People are like candles. Somehow I thought that the true worth of a candle is measured by how long it can hold the flame. It turns out I’m wrong. The real value of a candle is how much room it can light up. You see, I grew up in a small provincial town. Our place had its fair share of blackouts. In those blackouts, we light up our reserved candles. We would buy these candles ahead of time just for these blackouts that would come unannounced. I grew up to expect such things, and I learned that by sacrificing the amount of light it holds, you could extend the life of a candle. However, the light will be tiny and almost useless.
I have always imagined people like candles-always burning, forever destined to be extinguished. I know that to think about people that way is rather sad and I won’t disagree. However, looking away from the truth is a much worse alternative. At an early stage my parents and society, in general, taught me how to stay safe, and how to stay away from danger: eat green foods, wear a life jacket, wear seat belts, wear helmets, and all the rest. I was taught to stay indoors in bad weather. I was taught to keep my head down against older people and authority. In a nutshell, I was taught to keep my light low to preserve the life of my candle.
My mom and I had a similar interest in movies. I was so young back then when I started watching movies “The Patriot,” “El Cid,” “Blood Diamond,” and all the other classics. Mom would borrow two pairs of CDs every week. The first half would be cartoons and other child-friendly movies. The other half would be movies geared towards more mature audiences. I’d watched them all. I struggled to understand the mature content for a few years. However, I wasn’t discouraged. I remember growing up thinking, “how do these characters lead their lives full of adventure?” and “why was my life so regular?”
One day my father came home with a yellow BMX bicycle. I liked bikes. I remember my brother and I was very excited to ride it. The problem was I’ve never driven one. I have ridden in one a few times before, but I was never the driver. I needed to learn; however, my parents only allowed us to use it on weekends with their presence. They would lock the bicycle, and we had to ask permission first before we can take it out.
Determined to learn, I hacked the three code password of the lock. I got access to the bicycle whenever my parents were away. Every day is practice day. I got bruises and cuts, but I never told anyone. I learned to ride in about three weeks. It was one of the few gems in my life that I cherished.
I realized later on that it was through taking risks and breaking a few rules that you can lead a full life. It was this straightforward principle that the most exceptional people of ages became what they are. They took risks and break a few rules to get there. Shining a brighter light, the best of us lit up more room and discovered the world around. They risked, and it was worth it. Most of us would gladly embrace safety and comfort versus seeing the world and making a difference. If I have a choice to live to two-hundred but see nothing of the world and make no difference, or to live to sixty years to see the world and be the best that I can be, the choice would be the latter.
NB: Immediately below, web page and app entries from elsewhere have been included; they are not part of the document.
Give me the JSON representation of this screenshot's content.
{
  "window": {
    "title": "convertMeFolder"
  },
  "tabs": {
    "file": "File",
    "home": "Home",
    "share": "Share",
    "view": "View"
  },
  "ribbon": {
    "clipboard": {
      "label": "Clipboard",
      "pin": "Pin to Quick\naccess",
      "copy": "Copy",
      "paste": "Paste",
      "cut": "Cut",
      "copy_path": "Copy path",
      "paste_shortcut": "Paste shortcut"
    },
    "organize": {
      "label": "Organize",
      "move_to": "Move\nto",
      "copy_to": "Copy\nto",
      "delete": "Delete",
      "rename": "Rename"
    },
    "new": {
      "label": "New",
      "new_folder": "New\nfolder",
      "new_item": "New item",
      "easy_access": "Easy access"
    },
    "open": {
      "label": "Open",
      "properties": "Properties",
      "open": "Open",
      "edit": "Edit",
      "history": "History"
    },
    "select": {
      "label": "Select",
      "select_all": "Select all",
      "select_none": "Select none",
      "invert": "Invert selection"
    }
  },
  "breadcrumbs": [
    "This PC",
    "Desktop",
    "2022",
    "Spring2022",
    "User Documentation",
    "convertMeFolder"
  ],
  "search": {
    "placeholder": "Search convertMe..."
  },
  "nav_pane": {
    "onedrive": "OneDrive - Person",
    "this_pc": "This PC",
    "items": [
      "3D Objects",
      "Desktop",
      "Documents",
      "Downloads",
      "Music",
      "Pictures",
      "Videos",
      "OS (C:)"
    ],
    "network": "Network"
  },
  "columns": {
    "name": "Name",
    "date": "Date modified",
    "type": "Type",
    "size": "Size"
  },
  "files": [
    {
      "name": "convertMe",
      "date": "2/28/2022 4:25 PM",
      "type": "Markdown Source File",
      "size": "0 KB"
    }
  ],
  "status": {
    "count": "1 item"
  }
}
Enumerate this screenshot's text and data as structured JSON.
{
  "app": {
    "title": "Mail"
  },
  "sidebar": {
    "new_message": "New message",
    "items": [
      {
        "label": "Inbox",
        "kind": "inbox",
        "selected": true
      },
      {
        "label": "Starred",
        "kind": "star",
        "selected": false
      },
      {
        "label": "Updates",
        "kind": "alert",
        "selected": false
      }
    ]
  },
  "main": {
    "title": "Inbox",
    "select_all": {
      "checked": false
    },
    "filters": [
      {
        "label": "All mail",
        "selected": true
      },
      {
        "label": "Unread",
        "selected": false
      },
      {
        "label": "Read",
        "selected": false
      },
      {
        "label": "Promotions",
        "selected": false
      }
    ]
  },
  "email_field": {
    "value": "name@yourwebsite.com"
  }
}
The price of safety is freedom.
The price of safety is freedom.
I was wrong to think that the true worth of a candle is measured by how long it can hold the flame. The real value of a candle is how much room it can light up. We should not be afraid to let our fire go a little brighter. Take risks, and I am sure that it will be worth it. Would you rather be safe or free?
If you like to read more you can check this out: My Time In The Farm Brought Me Back To Life